● What the exercise asks: Keeping every line intact, print the records that follow.

· · ·

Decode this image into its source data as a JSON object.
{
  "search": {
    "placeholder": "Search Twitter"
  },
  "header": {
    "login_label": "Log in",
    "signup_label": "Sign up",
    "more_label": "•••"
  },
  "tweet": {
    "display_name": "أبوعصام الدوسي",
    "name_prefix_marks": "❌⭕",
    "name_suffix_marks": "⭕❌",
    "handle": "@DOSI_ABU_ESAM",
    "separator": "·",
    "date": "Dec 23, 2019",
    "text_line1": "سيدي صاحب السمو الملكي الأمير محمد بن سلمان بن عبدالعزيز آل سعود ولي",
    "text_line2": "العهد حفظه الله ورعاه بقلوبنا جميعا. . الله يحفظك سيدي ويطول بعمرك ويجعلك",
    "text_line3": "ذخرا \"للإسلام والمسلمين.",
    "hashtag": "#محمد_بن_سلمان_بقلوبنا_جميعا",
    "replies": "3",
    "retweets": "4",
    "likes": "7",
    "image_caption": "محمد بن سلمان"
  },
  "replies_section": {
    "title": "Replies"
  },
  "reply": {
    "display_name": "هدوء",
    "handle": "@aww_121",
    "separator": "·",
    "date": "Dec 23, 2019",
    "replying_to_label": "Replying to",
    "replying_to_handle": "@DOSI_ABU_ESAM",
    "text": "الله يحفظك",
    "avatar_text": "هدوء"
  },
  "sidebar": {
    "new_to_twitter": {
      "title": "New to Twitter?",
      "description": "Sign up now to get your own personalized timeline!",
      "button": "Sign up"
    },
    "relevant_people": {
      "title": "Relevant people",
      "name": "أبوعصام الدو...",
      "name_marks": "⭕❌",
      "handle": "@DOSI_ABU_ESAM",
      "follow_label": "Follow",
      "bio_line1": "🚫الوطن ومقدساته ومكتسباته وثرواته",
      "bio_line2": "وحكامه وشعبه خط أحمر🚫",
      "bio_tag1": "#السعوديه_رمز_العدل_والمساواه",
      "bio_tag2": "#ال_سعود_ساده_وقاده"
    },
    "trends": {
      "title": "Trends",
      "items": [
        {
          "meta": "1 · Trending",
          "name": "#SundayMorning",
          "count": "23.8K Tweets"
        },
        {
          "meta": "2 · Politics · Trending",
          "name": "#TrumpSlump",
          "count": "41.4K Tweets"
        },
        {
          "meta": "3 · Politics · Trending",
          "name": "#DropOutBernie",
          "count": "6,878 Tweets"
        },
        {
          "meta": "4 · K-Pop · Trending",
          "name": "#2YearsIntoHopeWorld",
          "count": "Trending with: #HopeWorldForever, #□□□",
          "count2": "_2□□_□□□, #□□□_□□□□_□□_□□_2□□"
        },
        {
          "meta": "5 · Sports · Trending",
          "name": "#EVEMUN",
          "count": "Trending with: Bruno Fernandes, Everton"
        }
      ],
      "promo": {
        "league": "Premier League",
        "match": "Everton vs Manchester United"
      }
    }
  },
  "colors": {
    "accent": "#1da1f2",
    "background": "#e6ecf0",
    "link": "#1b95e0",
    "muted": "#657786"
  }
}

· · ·

● Task answer:
Decode this image into its source data as a JSON object.
{
  "search": {
    "placeholder": "Search Twitter"
  },
  "header": {
    "login_label": "Log in",
    "signup_label": "Sign up",
    "more_label": "•••"
  },
  "tweet": {
    "display_name": "أبوعصام الدوسي",
    "name_prefix_marks": "❌⭕",
    "name_suffix_marks": "⭕❌",
    "handle": "@DOSI_ABU_ESAM",
    "separator": "·",
    "date": "Dec 23, 2019",
    "text_line1": "سيدي صاحب السمو الملكي الأمير محمد بن سلمان بن عبدالعزيز آل سعود ولي",
    "text_line2": "العهد حفظه الله ورعاه بقلوبنا جميعا. . الله يحفظك سيدي ويطول بعمرك ويجعلك",
    "text_line3": "ذخرا \"للإسلام والمسلمين.",
    "hashtag": "#محمد_بن_سلمان_بقلوبنا_جميعا",
    "replies": "3",
    "retweets": "4",
    "likes": "7",
    "image_caption": "محمد بن سلمان"
  },
  "replies_section": {
    "title": "Replies"
  },
  "reply": {
    "display_name": "هدوء",
    "handle": "@aww_121",
    "separator": "·",
    "date": "Dec 23, 2019",
    "replying_to_label": "Replying to",
    "replying_to_handle": "@DOSI_ABU_ESAM",
    "text": "الله يحفظك",
    "avatar_text": "هدوء"
  },
  "sidebar": {
    "new_to_twitter": {
      "title": "New to Twitter?",
      "description": "Sign up now to get your own personalized timeline!",
      "button": "Sign up"
    },
    "relevant_people": {
      "title": "Relevant people",
      "name": "أبوعصام الدو...",
      "name_marks": "⭕❌",
      "handle": "@DOSI_ABU_ESAM",
      "follow_label": "Follow",
      "bio_line1": "🚫الوطن ومقدساته ومكتسباته وثرواته",
      "bio_line2": "وحكامه وشعبه خط أحمر🚫",
      "bio_tag1": "#السعوديه_رمز_العدل_والمساواه",
      "bio_tag2": "#ال_سعود_ساده_وقاده"
    },
    "trends": {
      "title": "Trends",
      "items": [
        {
          "meta": "1 · Trending",
          "name": "#SundayMorning",
          "count": "23.8K Tweets"
        },
        {
          "meta": "2 · Politics · Trending",
          "name": "#TrumpSlump",
          "count": "41.4K Tweets"
        },
        {
          "meta": "3 · Politics · Trending",
          "name": "#DropOutBernie",
          "count": "6,878 Tweets"
        },
        {
          "meta": "4 · K-Pop · Trending",
          "name": "#2YearsIntoHopeWorld",
          "count": "Trending with: #HopeWorldForever, #□□□",
          "count2": "_2□□_□□□, #□□□_□□□□_□□_□□_2□□"
        },
        {
          "meta": "5 · Sports · Trending",
          "name": "#EVEMUN",
          "count": "Trending with: Bruno Fernandes, Everton"
        }
      ],
      "promo": {
        "league": "Premier League",
        "match": "Everton vs Manchester United"
      }
    }
  },
  "colors": {
    "accent": "#1da1f2",
    "background": "#e6ecf0",
    "link": "#1b95e0",
    "muted": "#657786"
  }
}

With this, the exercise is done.